__Task instructions__: Counting only the lines below that contain the word "messenger", what is the total? Give it with no other words.

Extracted information Block Start

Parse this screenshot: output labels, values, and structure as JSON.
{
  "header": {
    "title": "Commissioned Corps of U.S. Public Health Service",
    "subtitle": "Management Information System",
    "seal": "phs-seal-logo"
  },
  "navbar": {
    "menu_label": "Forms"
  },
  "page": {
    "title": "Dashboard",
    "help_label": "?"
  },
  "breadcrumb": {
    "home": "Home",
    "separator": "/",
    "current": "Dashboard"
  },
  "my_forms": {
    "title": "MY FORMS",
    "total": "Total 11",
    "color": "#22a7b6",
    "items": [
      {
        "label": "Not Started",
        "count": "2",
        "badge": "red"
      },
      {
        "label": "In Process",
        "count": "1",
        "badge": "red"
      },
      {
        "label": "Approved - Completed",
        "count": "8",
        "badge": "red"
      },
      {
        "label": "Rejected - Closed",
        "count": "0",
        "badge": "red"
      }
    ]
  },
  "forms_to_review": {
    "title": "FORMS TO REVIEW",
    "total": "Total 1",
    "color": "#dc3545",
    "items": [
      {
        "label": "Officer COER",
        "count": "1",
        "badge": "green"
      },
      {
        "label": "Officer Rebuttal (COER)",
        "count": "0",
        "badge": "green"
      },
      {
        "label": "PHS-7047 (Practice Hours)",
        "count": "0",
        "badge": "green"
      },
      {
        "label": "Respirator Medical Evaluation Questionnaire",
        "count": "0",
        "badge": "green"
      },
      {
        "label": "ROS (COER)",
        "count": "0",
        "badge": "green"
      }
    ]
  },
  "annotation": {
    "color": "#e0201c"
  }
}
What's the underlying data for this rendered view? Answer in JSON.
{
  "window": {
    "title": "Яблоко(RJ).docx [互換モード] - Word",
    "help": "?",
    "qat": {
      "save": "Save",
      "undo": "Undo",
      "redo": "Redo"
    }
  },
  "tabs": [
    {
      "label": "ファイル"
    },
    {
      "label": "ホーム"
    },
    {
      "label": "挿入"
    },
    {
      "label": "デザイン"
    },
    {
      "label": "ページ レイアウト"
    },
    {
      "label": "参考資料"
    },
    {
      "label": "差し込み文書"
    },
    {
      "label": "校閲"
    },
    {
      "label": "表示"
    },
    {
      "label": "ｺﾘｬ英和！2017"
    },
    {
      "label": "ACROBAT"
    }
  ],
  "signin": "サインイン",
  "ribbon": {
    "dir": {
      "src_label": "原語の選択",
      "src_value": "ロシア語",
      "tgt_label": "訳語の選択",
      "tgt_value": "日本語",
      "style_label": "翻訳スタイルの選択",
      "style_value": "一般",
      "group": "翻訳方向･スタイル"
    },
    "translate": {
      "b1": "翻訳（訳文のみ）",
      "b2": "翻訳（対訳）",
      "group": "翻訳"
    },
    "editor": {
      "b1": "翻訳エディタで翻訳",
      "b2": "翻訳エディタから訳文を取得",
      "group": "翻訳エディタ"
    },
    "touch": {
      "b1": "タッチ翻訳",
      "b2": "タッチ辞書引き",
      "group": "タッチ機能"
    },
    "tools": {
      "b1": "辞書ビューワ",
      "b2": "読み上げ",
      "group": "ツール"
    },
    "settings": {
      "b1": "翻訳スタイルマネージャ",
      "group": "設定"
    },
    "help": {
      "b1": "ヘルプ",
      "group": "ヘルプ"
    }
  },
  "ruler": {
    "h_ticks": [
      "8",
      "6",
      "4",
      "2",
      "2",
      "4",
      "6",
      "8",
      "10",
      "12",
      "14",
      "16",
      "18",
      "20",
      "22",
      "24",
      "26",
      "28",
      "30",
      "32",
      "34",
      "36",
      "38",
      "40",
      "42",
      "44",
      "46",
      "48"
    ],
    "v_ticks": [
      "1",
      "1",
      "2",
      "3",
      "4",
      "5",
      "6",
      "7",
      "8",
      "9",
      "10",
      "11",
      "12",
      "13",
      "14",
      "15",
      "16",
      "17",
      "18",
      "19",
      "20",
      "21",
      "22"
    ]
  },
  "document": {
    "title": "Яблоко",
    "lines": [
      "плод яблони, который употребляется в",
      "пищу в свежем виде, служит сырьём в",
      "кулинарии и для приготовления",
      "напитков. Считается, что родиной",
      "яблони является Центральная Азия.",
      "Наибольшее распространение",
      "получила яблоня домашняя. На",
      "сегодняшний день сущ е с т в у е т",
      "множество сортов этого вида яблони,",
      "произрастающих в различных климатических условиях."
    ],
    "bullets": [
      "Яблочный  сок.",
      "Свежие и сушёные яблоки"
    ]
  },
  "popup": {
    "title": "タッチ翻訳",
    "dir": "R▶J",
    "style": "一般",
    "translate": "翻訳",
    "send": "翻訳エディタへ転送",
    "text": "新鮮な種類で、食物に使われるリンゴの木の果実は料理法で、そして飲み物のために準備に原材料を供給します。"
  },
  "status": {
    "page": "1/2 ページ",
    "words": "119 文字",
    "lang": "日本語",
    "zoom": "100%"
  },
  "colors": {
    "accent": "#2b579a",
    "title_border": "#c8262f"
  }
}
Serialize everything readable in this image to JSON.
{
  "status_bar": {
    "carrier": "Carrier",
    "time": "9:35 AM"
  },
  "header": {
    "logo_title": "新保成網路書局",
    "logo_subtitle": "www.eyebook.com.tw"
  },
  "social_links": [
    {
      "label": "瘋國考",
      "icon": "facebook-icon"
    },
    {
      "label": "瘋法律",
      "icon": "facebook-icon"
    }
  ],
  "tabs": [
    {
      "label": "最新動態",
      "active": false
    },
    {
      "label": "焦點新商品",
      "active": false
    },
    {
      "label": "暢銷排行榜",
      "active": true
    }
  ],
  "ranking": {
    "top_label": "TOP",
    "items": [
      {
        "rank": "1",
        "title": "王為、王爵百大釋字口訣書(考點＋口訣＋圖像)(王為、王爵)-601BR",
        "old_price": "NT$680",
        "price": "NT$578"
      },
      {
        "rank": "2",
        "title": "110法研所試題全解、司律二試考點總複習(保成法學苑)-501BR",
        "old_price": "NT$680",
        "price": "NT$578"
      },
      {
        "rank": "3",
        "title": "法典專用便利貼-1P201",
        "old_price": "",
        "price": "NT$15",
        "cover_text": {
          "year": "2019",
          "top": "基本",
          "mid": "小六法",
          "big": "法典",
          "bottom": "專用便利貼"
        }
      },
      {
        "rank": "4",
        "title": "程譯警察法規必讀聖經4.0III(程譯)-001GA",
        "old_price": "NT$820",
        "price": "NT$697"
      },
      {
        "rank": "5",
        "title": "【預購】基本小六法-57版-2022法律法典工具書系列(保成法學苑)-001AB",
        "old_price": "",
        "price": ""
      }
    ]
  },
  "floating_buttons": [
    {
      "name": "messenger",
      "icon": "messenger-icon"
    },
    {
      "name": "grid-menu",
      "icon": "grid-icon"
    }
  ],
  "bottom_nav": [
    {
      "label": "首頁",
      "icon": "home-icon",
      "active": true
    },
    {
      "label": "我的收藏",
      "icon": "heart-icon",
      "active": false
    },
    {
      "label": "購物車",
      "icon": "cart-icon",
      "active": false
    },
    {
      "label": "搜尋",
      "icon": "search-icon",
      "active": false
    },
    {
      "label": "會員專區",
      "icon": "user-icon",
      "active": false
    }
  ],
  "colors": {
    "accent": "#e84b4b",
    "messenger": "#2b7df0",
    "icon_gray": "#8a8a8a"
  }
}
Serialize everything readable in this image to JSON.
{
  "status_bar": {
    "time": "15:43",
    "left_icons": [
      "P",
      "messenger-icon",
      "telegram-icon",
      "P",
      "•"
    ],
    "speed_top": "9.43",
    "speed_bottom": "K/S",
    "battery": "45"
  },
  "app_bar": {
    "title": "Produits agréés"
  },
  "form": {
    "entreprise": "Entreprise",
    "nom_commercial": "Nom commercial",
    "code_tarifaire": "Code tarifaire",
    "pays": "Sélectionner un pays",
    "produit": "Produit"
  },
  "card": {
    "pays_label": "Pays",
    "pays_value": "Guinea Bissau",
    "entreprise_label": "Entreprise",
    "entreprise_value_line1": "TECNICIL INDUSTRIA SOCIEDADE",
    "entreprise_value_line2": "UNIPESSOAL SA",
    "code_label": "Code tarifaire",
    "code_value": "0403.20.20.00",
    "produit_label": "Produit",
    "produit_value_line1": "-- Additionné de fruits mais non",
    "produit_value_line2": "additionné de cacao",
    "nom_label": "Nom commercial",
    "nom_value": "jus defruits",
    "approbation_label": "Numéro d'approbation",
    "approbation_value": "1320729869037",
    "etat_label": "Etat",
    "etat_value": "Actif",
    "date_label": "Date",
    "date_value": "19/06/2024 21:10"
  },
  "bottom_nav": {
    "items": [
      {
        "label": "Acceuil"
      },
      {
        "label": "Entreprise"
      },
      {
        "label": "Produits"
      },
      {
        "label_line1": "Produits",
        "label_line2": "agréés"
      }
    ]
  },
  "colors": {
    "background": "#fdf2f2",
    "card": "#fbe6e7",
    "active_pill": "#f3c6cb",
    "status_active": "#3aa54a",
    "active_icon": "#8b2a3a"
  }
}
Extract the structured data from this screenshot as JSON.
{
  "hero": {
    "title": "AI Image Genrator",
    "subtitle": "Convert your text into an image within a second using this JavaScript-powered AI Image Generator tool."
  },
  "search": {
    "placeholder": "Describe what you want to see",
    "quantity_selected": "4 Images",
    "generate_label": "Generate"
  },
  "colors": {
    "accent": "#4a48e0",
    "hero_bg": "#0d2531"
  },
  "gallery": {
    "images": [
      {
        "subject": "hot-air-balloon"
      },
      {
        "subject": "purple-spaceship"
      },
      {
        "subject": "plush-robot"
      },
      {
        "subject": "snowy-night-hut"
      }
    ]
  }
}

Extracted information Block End

__Solved problem__: 4